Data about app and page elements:

===============

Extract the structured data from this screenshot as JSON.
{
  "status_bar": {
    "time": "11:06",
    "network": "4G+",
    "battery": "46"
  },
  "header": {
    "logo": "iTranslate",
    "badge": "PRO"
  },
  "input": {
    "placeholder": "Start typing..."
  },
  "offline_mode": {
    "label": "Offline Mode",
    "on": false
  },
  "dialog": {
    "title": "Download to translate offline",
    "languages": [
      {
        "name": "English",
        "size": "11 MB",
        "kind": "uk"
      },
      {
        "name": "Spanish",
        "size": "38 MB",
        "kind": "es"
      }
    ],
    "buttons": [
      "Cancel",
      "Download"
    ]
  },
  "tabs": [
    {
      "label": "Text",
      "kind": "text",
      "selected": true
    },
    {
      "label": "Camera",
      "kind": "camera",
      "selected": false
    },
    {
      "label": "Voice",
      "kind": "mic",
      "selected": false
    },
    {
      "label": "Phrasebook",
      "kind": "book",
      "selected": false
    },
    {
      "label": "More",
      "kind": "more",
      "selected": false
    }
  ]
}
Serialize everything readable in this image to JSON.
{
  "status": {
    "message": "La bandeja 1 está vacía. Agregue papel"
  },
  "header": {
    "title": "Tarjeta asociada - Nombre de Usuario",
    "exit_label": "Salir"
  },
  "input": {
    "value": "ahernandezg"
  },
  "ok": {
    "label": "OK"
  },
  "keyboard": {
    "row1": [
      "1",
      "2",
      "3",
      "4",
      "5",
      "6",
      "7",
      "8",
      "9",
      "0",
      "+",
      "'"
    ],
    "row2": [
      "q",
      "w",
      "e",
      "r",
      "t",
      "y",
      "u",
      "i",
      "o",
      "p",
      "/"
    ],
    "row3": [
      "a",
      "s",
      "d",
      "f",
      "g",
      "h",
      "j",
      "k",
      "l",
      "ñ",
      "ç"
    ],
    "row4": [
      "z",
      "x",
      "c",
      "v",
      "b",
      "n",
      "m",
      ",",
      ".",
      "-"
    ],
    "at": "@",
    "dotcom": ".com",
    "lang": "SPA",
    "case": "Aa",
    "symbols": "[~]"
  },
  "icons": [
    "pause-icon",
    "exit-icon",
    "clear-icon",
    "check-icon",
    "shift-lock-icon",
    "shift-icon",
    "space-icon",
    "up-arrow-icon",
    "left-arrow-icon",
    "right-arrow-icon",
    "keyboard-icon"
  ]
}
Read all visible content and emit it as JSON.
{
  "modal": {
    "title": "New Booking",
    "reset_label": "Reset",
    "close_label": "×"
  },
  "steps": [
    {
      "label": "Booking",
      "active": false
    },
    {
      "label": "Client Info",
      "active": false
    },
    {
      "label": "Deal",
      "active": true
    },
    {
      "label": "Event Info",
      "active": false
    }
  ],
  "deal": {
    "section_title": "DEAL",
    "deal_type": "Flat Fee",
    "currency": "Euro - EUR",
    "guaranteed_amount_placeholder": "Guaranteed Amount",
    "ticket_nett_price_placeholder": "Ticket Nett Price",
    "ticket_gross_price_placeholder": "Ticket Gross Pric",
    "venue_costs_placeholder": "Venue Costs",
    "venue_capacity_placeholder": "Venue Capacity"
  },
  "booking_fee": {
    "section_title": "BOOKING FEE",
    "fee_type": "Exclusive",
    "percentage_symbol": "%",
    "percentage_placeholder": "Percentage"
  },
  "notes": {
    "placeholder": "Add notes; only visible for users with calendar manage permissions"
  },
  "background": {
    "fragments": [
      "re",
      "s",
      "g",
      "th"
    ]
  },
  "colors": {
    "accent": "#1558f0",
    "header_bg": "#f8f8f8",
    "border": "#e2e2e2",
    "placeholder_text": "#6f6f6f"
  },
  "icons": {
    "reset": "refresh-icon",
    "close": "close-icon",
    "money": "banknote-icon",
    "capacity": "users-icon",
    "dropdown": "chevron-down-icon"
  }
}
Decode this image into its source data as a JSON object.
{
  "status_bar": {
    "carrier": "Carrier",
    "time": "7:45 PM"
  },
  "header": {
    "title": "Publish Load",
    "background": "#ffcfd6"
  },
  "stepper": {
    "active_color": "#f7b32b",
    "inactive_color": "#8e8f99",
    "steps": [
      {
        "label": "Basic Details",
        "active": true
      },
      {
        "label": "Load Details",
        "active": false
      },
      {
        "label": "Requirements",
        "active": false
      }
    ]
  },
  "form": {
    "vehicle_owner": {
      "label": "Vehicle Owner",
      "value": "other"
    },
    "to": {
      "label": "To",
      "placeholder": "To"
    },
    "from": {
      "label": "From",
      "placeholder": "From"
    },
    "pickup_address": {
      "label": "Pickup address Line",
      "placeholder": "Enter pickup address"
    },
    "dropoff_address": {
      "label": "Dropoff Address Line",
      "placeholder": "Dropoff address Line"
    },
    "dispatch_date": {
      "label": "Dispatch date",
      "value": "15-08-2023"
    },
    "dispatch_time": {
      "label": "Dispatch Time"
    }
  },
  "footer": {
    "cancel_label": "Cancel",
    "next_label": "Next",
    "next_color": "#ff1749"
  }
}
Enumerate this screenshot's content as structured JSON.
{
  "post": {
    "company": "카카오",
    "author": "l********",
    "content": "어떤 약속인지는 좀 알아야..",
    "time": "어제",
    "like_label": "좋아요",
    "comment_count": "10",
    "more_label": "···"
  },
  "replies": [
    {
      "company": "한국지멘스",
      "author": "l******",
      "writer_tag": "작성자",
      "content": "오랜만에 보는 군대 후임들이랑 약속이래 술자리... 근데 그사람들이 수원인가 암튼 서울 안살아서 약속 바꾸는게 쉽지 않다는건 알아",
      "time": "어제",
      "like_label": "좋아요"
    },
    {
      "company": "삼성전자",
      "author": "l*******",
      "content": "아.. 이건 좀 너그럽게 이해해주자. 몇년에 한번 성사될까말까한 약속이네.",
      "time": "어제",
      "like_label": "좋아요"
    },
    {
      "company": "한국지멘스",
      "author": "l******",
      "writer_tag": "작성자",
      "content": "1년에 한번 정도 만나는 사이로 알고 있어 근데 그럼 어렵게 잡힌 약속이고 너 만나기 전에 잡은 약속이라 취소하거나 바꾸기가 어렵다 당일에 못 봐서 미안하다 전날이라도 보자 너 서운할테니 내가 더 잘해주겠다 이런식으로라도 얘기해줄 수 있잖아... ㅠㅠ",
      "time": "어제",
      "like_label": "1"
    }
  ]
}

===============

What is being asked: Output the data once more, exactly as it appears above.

Written reply:
Extract the structured data from this screenshot as JSON.
{
  "status_bar": {
    "time": "11:06",
    "network": "4G+",
    "battery": "46"
  },
  "header": {
    "logo": "iTranslate",
    "badge": "PRO"
  },
  "input": {
    "placeholder": "Start typing..."
  },
  "offline_mode": {
    "label": "Offline Mode",
    "on": false
  },
  "dialog": {
    "title": "Download to translate offline",
    "languages": [
      {
        "name": "English",
        "size": "11 MB",
        "kind": "uk"
      },
      {
        "name": "Spanish",
        "size": "38 MB",
        "kind": "es"
      }
    ],
    "buttons": [
      "Cancel",
      "Download"
    ]
  },
  "tabs": [
    {
      "label": "Text",
      "kind": "text",
      "selected": true
    },
    {
      "label": "Camera",
      "kind": "camera",
      "selected": false
    },
    {
      "label": "Voice",
      "kind": "mic",
      "selected": false
    },
    {
      "label": "Phrasebook",
      "kind": "book",
      "selected": false
    },
    {
      "label": "More",
      "kind": "more",
      "selected": false
    }
  ]
}
Serialize everything readable in this image to JSON.
{
  "status": {
    "message": "La bandeja 1 está vacía. Agregue papel"
  },
  "header": {
    "title": "Tarjeta asociada - Nombre de Usuario",
    "exit_label": "Salir"
  },
  "input": {
    "value": "ahernandezg"
  },
  "ok": {
    "label": "OK"
  },
  "keyboard": {
    "row1": [
      "1",
      "2",
      "3",
      "4",
      "5",
      "6",
      "7",
      "8",
      "9",
      "0",
      "+",
      "'"
    ],
    "row2": [
      "q",
      "w",
      "e",
      "r",
      "t",
      "y",
      "u",
      "i",
      "o",
      "p",
      "/"
    ],
    "row3": [
      "a",
      "s",
      "d",
      "f",
      "g",
      "h",
      "j",
      "k",
      "l",
      "ñ",
      "ç"
    ],
    "row4": [
      "z",
      "x",
      "c",
      "v",
      "b",
      "n",
      "m",
      ",",
      ".",
      "-"
    ],
    "at": "@",
    "dotcom": ".com",
    "lang": "SPA",
    "case": "Aa",
    "symbols": "[~]"
  },
  "icons": [
    "pause-icon",
    "exit-icon",
    "clear-icon",
    "check-icon",
    "shift-lock-icon",
    "shift-icon",
    "space-icon",
    "up-arrow-icon",
    "left-arrow-icon",
    "right-arrow-icon",
    "keyboard-icon"
  ]
}
Read all visible content and emit it as JSON.
{
  "modal": {
    "title": "New Booking",
    "reset_label": "Reset",
    "close_label": "×"
  },
  "steps": [
    {
      "label": "Booking",
      "active": false
    },
    {
      "label": "Client Info",
      "active": false
    },
    {
      "label": "Deal",
      "active": true
    },
    {
      "label": "Event Info",
      "active": false
    }
  ],
  "deal": {
    "section_title": "DEAL",
    "deal_type": "Flat Fee",
    "currency": "Euro - EUR",
    "guaranteed_amount_placeholder": "Guaranteed Amount",
    "ticket_nett_price_placeholder": "Ticket Nett Price",
    "ticket_gross_price_placeholder": "Ticket Gross Pric",
    "venue_costs_placeholder": "Venue Costs",
    "venue_capacity_placeholder": "Venue Capacity"
  },
  "booking_fee": {
    "section_title": "BOOKING FEE",
    "fee_type": "Exclusive",
    "percentage_symbol": "%",
    "percentage_placeholder": "Percentage"
  },
  "notes": {
    "placeholder": "Add notes; only visible for users with calendar manage permissions"
  },
  "background": {
    "fragments": [
      "re",
      "s",
      "g",
      "th"
    ]
  },
  "colors": {
    "accent": "#1558f0",
    "header_bg": "#f8f8f8",
    "border": "#e2e2e2",
    "placeholder_text": "#6f6f6f"
  },
  "icons": {
    "reset": "refresh-icon",
    "close": "close-icon",
    "money": "banknote-icon",
    "capacity": "users-icon",
    "dropdown": "chevron-down-icon"
  }
}
Decode this image into its source data as a JSON object.
{
  "status_bar": {
    "carrier": "Carrier",
    "time": "7:45 PM"
  },
  "header": {
    "title": "Publish Load",
    "background": "#ffcfd6"
  },
  "stepper": {
    "active_color": "#f7b32b",
    "inactive_color": "#8e8f99",
    "steps": [
      {
        "label": "Basic Details",
        "active": true
      },
      {
        "label": "Load Details",
        "active": false
      },
      {
        "label": "Requirements",
        "active": false
      }
    ]
  },
  "form": {
    "vehicle_owner": {
      "label": "Vehicle Owner",
      "value": "other"
    },
    "to": {
      "label": "To",
      "placeholder": "To"
    },
    "from": {
      "label": "From",
      "placeholder": "From"
    },
    "pickup_address": {
      "label": "Pickup address Line",
      "placeholder": "Enter pickup address"
    },
    "dropoff_address": {
      "label": "Dropoff Address Line",
      "placeholder": "Dropoff address Line"
    },
    "dispatch_date": {
      "label": "Dispatch date",
      "value": "15-08-2023"
    },
    "dispatch_time": {
      "label": "Dispatch Time"
    }
  },
  "footer": {
    "cancel_label": "Cancel",
    "next_label": "Next",
    "next_color": "#ff1749"
  }
}
Enumerate this screenshot's content as structured JSON.
{
  "post": {
    "company": "카카오",
    "author": "l********",
    "content": "어떤 약속인지는 좀 알아야..",
    "time": "어제",
    "like_label": "좋아요",
    "comment_count": "10",
    "more_label": "···"
  },
  "replies": [
    {
      "company": "한국지멘스",
      "author": "l******",
      "writer_tag": "작성자",
      "content": "오랜만에 보는 군대 후임들이랑 약속이래 술자리... 근데 그사람들이 수원인가 암튼 서울 안살아서 약속 바꾸는게 쉽지 않다는건 알아",
      "time": "어제",
      "like_label": "좋아요"
    },
    {
      "company": "삼성전자",
      "author": "l*******",
      "content": "아.. 이건 좀 너그럽게 이해해주자. 몇년에 한번 성사될까말까한 약속이네.",
      "time": "어제",
      "like_label": "좋아요"
    },
    {
      "company": "한국지멘스",
      "author": "l******",
      "writer_tag": "작성자",
      "content": "1년에 한번 정도 만나는 사이로 알고 있어 근데 그럼 어렵게 잡힌 약속이고 너 만나기 전에 잡은 약속이라 취소하거나 바꾸기가 어렵다 당일에 못 봐서 미안하다 전날이라도 보자 너 서운할테니 내가 더 잘해주겠다 이런식으로라도 얘기해줄 수 있잖아... ㅠㅠ",
      "time": "어제",
      "like_label": "1"
    }
  ]
}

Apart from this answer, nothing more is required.